(Data about app and page elements)
□ □ □

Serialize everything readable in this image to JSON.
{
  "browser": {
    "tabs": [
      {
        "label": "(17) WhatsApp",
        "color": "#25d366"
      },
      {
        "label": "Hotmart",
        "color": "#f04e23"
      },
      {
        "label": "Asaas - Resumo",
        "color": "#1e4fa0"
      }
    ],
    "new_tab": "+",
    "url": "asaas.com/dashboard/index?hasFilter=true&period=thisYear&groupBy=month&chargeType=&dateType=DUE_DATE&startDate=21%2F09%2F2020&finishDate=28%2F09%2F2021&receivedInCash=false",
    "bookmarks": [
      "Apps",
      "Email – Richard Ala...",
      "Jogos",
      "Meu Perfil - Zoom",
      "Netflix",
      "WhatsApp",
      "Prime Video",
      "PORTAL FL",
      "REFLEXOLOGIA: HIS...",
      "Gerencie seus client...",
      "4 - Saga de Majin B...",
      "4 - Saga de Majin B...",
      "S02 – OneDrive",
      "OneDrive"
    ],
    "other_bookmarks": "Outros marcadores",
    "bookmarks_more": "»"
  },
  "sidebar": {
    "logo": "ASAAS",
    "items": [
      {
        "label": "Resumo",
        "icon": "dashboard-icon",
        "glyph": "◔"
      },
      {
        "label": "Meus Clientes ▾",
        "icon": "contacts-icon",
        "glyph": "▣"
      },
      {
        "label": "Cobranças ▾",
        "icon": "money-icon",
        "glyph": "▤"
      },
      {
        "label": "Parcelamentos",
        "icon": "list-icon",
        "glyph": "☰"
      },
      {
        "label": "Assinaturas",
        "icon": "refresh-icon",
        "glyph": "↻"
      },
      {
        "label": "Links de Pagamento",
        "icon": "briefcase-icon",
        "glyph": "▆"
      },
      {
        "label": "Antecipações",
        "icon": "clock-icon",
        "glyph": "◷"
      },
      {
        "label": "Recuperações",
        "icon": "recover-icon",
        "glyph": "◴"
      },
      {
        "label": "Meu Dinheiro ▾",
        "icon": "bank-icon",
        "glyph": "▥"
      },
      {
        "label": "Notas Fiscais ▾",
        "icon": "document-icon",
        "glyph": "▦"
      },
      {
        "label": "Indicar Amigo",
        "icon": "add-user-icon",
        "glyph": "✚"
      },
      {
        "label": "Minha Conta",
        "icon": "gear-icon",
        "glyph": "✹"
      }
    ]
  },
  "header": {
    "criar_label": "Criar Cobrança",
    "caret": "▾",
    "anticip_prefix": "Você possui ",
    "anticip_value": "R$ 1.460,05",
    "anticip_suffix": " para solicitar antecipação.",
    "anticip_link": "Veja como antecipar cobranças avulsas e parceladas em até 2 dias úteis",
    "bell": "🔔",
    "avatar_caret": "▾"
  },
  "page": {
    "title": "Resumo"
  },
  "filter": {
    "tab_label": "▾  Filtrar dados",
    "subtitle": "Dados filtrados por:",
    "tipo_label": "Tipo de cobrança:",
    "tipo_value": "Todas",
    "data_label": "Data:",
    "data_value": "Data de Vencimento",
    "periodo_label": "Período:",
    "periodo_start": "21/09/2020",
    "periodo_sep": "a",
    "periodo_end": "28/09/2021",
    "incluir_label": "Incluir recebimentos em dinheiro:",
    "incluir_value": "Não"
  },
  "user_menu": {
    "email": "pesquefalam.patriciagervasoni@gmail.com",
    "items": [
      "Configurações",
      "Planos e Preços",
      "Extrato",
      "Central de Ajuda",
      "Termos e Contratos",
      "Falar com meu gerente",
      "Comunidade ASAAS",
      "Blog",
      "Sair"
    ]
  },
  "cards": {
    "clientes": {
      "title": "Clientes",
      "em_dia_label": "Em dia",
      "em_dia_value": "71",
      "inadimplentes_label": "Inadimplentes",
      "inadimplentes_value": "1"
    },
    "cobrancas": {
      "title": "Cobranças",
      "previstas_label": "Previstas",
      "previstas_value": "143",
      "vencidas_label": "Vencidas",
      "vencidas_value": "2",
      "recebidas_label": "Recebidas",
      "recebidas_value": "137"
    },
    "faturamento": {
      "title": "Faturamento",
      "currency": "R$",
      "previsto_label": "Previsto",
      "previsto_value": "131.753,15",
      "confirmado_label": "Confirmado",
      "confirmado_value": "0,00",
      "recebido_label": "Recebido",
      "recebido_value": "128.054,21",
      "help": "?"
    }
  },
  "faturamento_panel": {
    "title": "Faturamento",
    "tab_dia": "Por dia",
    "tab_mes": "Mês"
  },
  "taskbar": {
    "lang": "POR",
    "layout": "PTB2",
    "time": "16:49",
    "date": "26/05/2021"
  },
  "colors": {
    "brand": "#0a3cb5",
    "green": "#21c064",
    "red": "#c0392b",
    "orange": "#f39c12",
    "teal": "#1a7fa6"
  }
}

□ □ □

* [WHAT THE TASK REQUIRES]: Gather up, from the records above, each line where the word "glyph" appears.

* [EXERCISE OUTPUT]:
        "glyph": "◔"
        "glyph": "▣"
        "glyph": "▤"
        "glyph": "☰"
        "glyph": "↻"
        "glyph": "▆"
        "glyph": "◷"
        "glyph": "◴"
        "glyph": "▥"
        "glyph": "▦"
        "glyph": "✚"
        "glyph": "✹"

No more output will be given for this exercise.